ABOUT THIS EXERCISE:
Line by line, give the data again exactly as it appears, but without pictures.

[Entries from a dataset of interfaces]
·····

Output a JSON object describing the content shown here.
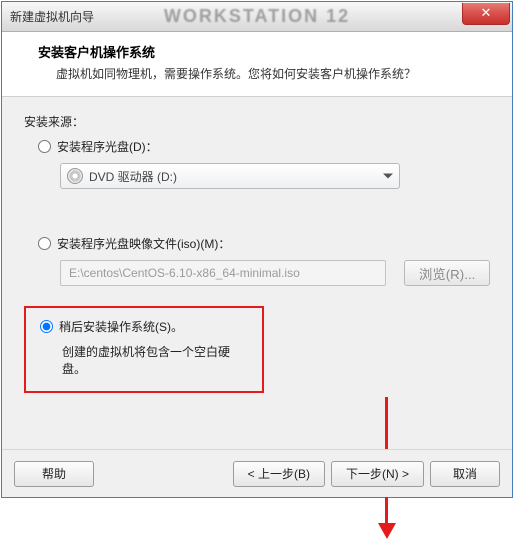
{
  "window": {
    "title": "新建虚拟机向导",
    "background_text": "WORKSTATION 12",
    "close_glyph": "✕"
  },
  "header": {
    "heading": "安装客户机操作系统",
    "subheading": "虚拟机如同物理机，需要操作系统。您将如何安装客户机操作系统？"
  },
  "source": {
    "label": "安装来源：",
    "options": {
      "disc": {
        "label": "安装程序光盘(D)：",
        "dropdown_value": "DVD 驱动器 (D:)"
      },
      "iso": {
        "label": "安装程序光盘映像文件(iso)(M)：",
        "path_value": "E:\\centos\\CentOS-6.10-x86_64-minimal.iso",
        "browse_label": "浏览(R)..."
      },
      "later": {
        "label": "稍后安装操作系统(S)。",
        "description": "创建的虚拟机将包含一个空白硬盘。",
        "selected": true
      }
    }
  },
  "footer": {
    "help": "帮助",
    "back": "< 上一步(B)",
    "next": "下一步(N) >",
    "cancel": "取消"
  },
  "colors": {
    "highlight_border": "#e31b1b",
    "annotation_arrow": "#e31b1b"
  }
}
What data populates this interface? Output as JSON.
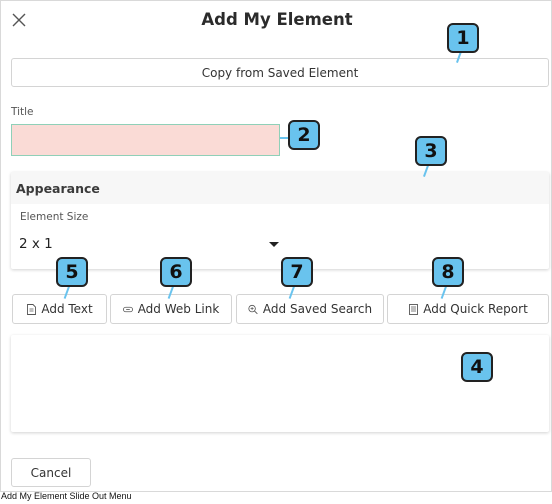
{
  "dialog": {
    "title": "Add My Element",
    "copy_button": "Copy from Saved Element",
    "title_field": {
      "label": "Title",
      "value": ""
    },
    "appearance": {
      "header": "Appearance",
      "size_label": "Element Size",
      "size_value": "2 x 1"
    },
    "add_buttons": {
      "text": "Add Text",
      "web_link": "Add Web Link",
      "saved_search": "Add Saved Search",
      "quick_report": "Add Quick Report"
    },
    "cancel_button": "Cancel"
  },
  "callouts": [
    "1",
    "2",
    "3",
    "4",
    "5",
    "6",
    "7",
    "8"
  ],
  "caption": "Add My Element Slide Out Menu",
  "colors": {
    "callout_fill": "#69c3ee",
    "title_field_error_bg": "#fadbd6",
    "title_field_border": "#8fd0b8"
  },
  "icons": {
    "close": "close-icon",
    "dropdown": "caret-down-icon",
    "text": "document-icon",
    "web_link": "link-icon",
    "saved_search": "magnifier-plus-icon",
    "quick_report": "report-icon"
  }
}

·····

RESPONSE BELOW:
Output a JSON object describing the content shown here.
{
  "window": {
    "title": "新建虚拟机向导",
    "background_text": "WORKSTATION 12",
    "close_glyph": "✕"
  },
  "header": {
    "heading": "安装客户机操作系统",
    "subheading": "虚拟机如同物理机，需要操作系统。您将如何安装客户机操作系统？"
  },
  "source": {
    "label": "安装来源：",
    "options": {
      "disc": {
        "label": "安装程序光盘(D)：",
        "dropdown_value": "DVD 驱动器 (D:)"
      },
      "iso": {
        "label": "安装程序光盘映像文件(iso)(M)：",
        "path_value": "E:\\centos\\CentOS-6.10-x86_64-minimal.iso",
        "browse_label": "浏览(R)..."
      },
      "later": {
        "label": "稍后安装操作系统(S)。",
        "description": "创建的虚拟机将包含一个空白硬盘。",
        "selected": true
      }
    }
  },
  "footer": {
    "help": "帮助",
    "back": "< 上一步(B)",
    "next": "下一步(N) >",
    "cancel": "取消"
  },
  "colors": {
    "highlight_border": "#e31b1b",
    "annotation_arrow": "#e31b1b"
  }
}
What data populates this interface? Output as JSON.
{
  "dialog": {
    "title": "Add My Element",
    "copy_button": "Copy from Saved Element",
    "title_field": {
      "label": "Title",
      "value": ""
    },
    "appearance": {
      "header": "Appearance",
      "size_label": "Element Size",
      "size_value": "2 x 1"
    },
    "add_buttons": {
      "text": "Add Text",
      "web_link": "Add Web Link",
      "saved_search": "Add Saved Search",
      "quick_report": "Add Quick Report"
    },
    "cancel_button": "Cancel"
  },
  "callouts": [
    "1",
    "2",
    "3",
    "4",
    "5",
    "6",
    "7",
    "8"
  ],
  "caption": "Add My Element Slide Out Menu",
  "colors": {
    "callout_fill": "#69c3ee",
    "title_field_error_bg": "#fadbd6",
    "title_field_border": "#8fd0b8"
  },
  "icons": {
    "close": "close-icon",
    "dropdown": "caret-down-icon",
    "text": "document-icon",
    "web_link": "link-icon",
    "saved_search": "magnifier-plus-icon",
    "quick_report": "report-icon"
  }
}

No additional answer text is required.